• **DATASET EXTRACT**
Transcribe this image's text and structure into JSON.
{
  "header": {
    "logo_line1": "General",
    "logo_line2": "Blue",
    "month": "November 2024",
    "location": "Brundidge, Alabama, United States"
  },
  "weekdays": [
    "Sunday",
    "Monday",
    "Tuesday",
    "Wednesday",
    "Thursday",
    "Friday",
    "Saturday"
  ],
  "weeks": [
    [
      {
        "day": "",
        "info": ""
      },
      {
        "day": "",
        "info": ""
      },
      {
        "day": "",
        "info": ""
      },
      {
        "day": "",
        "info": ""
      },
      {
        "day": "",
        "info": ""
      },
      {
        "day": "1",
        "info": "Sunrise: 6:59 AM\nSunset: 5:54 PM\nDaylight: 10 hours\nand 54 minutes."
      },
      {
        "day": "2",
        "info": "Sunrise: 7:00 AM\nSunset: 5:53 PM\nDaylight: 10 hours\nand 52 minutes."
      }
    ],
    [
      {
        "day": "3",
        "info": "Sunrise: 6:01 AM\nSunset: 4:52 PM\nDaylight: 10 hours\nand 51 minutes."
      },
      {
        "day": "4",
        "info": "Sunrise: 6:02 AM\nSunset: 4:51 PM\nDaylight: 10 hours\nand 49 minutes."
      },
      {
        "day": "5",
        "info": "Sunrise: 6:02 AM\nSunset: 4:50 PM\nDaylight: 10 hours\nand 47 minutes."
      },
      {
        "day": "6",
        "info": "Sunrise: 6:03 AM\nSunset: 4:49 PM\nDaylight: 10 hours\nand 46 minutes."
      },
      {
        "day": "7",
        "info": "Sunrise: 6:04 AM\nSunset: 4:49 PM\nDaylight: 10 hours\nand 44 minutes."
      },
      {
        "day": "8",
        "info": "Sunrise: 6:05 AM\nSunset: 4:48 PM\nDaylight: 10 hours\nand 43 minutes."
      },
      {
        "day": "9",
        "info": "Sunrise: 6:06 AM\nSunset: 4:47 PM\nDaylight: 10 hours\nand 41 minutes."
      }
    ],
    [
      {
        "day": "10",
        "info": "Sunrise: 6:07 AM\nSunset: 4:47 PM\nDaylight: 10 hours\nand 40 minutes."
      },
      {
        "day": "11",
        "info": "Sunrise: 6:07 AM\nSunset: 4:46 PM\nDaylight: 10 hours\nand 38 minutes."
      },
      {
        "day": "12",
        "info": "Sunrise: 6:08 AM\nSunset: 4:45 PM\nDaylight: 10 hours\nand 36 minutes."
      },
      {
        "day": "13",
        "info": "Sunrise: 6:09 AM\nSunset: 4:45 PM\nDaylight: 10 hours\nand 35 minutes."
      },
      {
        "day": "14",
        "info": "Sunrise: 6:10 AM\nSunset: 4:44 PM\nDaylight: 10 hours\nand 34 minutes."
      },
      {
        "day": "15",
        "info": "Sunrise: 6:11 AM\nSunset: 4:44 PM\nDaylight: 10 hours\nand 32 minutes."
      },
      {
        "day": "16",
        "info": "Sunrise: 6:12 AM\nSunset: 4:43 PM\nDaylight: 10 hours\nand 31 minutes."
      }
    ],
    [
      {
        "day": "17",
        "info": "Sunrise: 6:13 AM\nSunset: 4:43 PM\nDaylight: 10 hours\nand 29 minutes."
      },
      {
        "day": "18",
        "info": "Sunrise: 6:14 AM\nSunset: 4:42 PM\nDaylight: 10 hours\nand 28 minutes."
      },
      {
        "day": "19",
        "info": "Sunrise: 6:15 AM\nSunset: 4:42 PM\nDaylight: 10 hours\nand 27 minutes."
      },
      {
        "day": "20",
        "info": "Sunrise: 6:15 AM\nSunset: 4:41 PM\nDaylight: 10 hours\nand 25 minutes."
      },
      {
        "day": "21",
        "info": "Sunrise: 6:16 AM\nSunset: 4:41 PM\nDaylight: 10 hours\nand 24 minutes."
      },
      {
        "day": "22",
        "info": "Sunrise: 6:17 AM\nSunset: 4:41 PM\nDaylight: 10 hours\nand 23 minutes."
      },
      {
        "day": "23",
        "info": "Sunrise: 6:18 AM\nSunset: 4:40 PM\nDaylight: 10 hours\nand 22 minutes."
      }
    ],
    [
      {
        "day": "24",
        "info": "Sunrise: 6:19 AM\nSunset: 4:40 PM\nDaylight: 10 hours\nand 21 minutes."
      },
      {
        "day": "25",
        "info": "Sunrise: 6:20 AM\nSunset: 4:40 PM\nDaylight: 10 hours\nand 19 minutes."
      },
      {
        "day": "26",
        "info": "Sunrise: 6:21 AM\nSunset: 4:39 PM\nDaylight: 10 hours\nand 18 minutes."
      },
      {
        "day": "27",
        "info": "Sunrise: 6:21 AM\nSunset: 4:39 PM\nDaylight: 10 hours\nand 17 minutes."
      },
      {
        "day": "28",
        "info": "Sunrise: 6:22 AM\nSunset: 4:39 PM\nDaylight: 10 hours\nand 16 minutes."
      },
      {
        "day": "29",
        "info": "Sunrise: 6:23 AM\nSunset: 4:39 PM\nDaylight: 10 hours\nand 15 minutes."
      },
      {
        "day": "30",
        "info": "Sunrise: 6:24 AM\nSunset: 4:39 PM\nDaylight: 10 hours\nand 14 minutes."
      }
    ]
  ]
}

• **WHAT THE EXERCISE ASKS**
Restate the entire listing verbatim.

• **OUTPUT FOR THIS EXERCISE**
Transcribe this image's text and structure into JSON.
{
  "header": {
    "logo_line1": "General",
    "logo_line2": "Blue",
    "month": "November 2024",
    "location": "Brundidge, Alabama, United States"
  },
  "weekdays": [
    "Sunday",
    "Monday",
    "Tuesday",
    "Wednesday",
    "Thursday",
    "Friday",
    "Saturday"
  ],
  "weeks": [
    [
      {
        "day": "",
        "info": ""
      },
      {
        "day": "",
        "info": ""
      },
      {
        "day": "",
        "info": ""
      },
      {
        "day": "",
        "info": ""
      },
      {
        "day": "",
        "info": ""
      },
      {
        "day": "1",
        "info": "Sunrise: 6:59 AM\nSunset: 5:54 PM\nDaylight: 10 hours\nand 54 minutes."
      },
      {
        "day": "2",
        "info": "Sunrise: 7:00 AM\nSunset: 5:53 PM\nDaylight: 10 hours\nand 52 minutes."
      }
    ],
    [
      {
        "day": "3",
        "info": "Sunrise: 6:01 AM\nSunset: 4:52 PM\nDaylight: 10 hours\nand 51 minutes."
      },
      {
        "day": "4",
        "info": "Sunrise: 6:02 AM\nSunset: 4:51 PM\nDaylight: 10 hours\nand 49 minutes."
      },
      {
        "day": "5",
        "info": "Sunrise: 6:02 AM\nSunset: 4:50 PM\nDaylight: 10 hours\nand 47 minutes."
      },
      {
        "day": "6",
        "info": "Sunrise: 6:03 AM\nSunset: 4:49 PM\nDaylight: 10 hours\nand 46 minutes."
      },
      {
        "day": "7",
        "info": "Sunrise: 6:04 AM\nSunset: 4:49 PM\nDaylight: 10 hours\nand 44 minutes."
      },
      {
        "day": "8",
        "info": "Sunrise: 6:05 AM\nSunset: 4:48 PM\nDaylight: 10 hours\nand 43 minutes."
      },
      {
        "day": "9",
        "info": "Sunrise: 6:06 AM\nSunset: 4:47 PM\nDaylight: 10 hours\nand 41 minutes."
      }
    ],
    [
      {
        "day": "10",
        "info": "Sunrise: 6:07 AM\nSunset: 4:47 PM\nDaylight: 10 hours\nand 40 minutes."
      },
      {
        "day": "11",
        "info": "Sunrise: 6:07 AM\nSunset: 4:46 PM\nDaylight: 10 hours\nand 38 minutes."
      },
      {
        "day": "12",
        "info": "Sunrise: 6:08 AM\nSunset: 4:45 PM\nDaylight: 10 hours\nand 36 minutes."
      },
      {
        "day": "13",
        "info": "Sunrise: 6:09 AM\nSunset: 4:45 PM\nDaylight: 10 hours\nand 35 minutes."
      },
      {
        "day": "14",
        "info": "Sunrise: 6:10 AM\nSunset: 4:44 PM\nDaylight: 10 hours\nand 34 minutes."
      },
      {
        "day": "15",
        "info": "Sunrise: 6:11 AM\nSunset: 4:44 PM\nDaylight: 10 hours\nand 32 minutes."
      },
      {
        "day": "16",
        "info": "Sunrise: 6:12 AM\nSunset: 4:43 PM\nDaylight: 10 hours\nand 31 minutes."
      }
    ],
    [
      {
        "day": "17",
        "info": "Sunrise: 6:13 AM\nSunset: 4:43 PM\nDaylight: 10 hours\nand 29 minutes."
      },
      {
        "day": "18",
        "info": "Sunrise: 6:14 AM\nSunset: 4:42 PM\nDaylight: 10 hours\nand 28 minutes."
      },
      {
        "day": "19",
        "info": "Sunrise: 6:15 AM\nSunset: 4:42 PM\nDaylight: 10 hours\nand 27 minutes."
      },
      {
        "day": "20",
        "info": "Sunrise: 6:15 AM\nSunset: 4:41 PM\nDaylight: 10 hours\nand 25 minutes."
      },
      {
        "day": "21",
        "info": "Sunrise: 6:16 AM\nSunset: 4:41 PM\nDaylight: 10 hours\nand 24 minutes."
      },
      {
        "day": "22",
        "info": "Sunrise: 6:17 AM\nSunset: 4:41 PM\nDaylight: 10 hours\nand 23 minutes."
      },
      {
        "day": "23",
        "info": "Sunrise: 6:18 AM\nSunset: 4:40 PM\nDaylight: 10 hours\nand 22 minutes."
      }
    ],
    [
      {
        "day": "24",
        "info": "Sunrise: 6:19 AM\nSunset: 4:40 PM\nDaylight: 10 hours\nand 21 minutes."
      },
      {
        "day": "25",
        "info": "Sunrise: 6:20 AM\nSunset: 4:40 PM\nDaylight: 10 hours\nand 19 minutes."
      },
      {
        "day": "26",
        "info": "Sunrise: 6:21 AM\nSunset: 4:39 PM\nDaylight: 10 hours\nand 18 minutes."
      },
      {
        "day": "27",
        "info": "Sunrise: 6:21 AM\nSunset: 4:39 PM\nDaylight: 10 hours\nand 17 minutes."
      },
      {
        "day": "28",
        "info": "Sunrise: 6:22 AM\nSunset: 4:39 PM\nDaylight: 10 hours\nand 16 minutes."
      },
      {
        "day": "29",
        "info": "Sunrise: 6:23 AM\nSunset: 4:39 PM\nDaylight: 10 hours\nand 15 minutes."
      },
      {
        "day": "30",
        "info": "Sunrise: 6:24 AM\nSunset: 4:39 PM\nDaylight: 10 hours\nand 14 minutes."
      }
    ]
  ]
}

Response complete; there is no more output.